» Brief
The whole listing is to be returned exactly.

» Data to examine

+-------+

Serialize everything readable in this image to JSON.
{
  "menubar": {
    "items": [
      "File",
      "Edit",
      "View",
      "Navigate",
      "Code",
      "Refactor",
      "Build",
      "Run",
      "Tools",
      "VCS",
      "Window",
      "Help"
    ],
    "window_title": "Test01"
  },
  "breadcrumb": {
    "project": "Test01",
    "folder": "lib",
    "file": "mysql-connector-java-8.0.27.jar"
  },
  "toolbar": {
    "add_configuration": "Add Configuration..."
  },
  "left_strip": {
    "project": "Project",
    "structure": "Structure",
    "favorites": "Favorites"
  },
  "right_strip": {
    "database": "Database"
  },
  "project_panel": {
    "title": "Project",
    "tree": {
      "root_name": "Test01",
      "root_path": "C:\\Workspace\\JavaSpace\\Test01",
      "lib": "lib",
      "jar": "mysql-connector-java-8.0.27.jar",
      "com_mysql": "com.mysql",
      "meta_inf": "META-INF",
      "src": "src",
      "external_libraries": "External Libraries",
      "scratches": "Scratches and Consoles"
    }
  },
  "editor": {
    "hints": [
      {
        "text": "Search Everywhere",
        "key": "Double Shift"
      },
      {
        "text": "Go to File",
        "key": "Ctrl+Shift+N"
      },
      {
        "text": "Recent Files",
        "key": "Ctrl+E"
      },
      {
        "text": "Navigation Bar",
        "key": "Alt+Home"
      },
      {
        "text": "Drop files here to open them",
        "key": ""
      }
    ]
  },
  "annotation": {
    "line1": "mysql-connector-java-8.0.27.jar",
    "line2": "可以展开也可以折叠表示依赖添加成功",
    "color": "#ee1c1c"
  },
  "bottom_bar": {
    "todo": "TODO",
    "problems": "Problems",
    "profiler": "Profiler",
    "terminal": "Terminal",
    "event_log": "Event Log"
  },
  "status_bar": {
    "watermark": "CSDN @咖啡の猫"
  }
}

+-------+

» Written answer
Serialize everything readable in this image to JSON.
{
  "menubar": {
    "items": [
      "File",
      "Edit",
      "View",
      "Navigate",
      "Code",
      "Refactor",
      "Build",
      "Run",
      "Tools",
      "VCS",
      "Window",
      "Help"
    ],
    "window_title": "Test01"
  },
  "breadcrumb": {
    "project": "Test01",
    "folder": "lib",
    "file": "mysql-connector-java-8.0.27.jar"
  },
  "toolbar": {
    "add_configuration": "Add Configuration..."
  },
  "left_strip": {
    "project": "Project",
    "structure": "Structure",
    "favorites": "Favorites"
  },
  "right_strip": {
    "database": "Database"
  },
  "project_panel": {
    "title": "Project",
    "tree": {
      "root_name": "Test01",
      "root_path": "C:\\Workspace\\JavaSpace\\Test01",
      "lib": "lib",
      "jar": "mysql-connector-java-8.0.27.jar",
      "com_mysql": "com.mysql",
      "meta_inf": "META-INF",
      "src": "src",
      "external_libraries": "External Libraries",
      "scratches": "Scratches and Consoles"
    }
  },
  "editor": {
    "hints": [
      {
        "text": "Search Everywhere",
        "key": "Double Shift"
      },
      {
        "text": "Go to File",
        "key": "Ctrl+Shift+N"
      },
      {
        "text": "Recent Files",
        "key": "Ctrl+E"
      },
      {
        "text": "Navigation Bar",
        "key": "Alt+Home"
      },
      {
        "text": "Drop files here to open them",
        "key": ""
      }
    ]
  },
  "annotation": {
    "line1": "mysql-connector-java-8.0.27.jar",
    "line2": "可以展开也可以折叠表示依赖添加成功",
    "color": "#ee1c1c"
  },
  "bottom_bar": {
    "todo": "TODO",
    "problems": "Problems",
    "profiler": "Profiler",
    "terminal": "Terminal",
    "event_log": "Event Log"
  },
  "status_bar": {
    "watermark": "CSDN @咖啡の猫"
  }
}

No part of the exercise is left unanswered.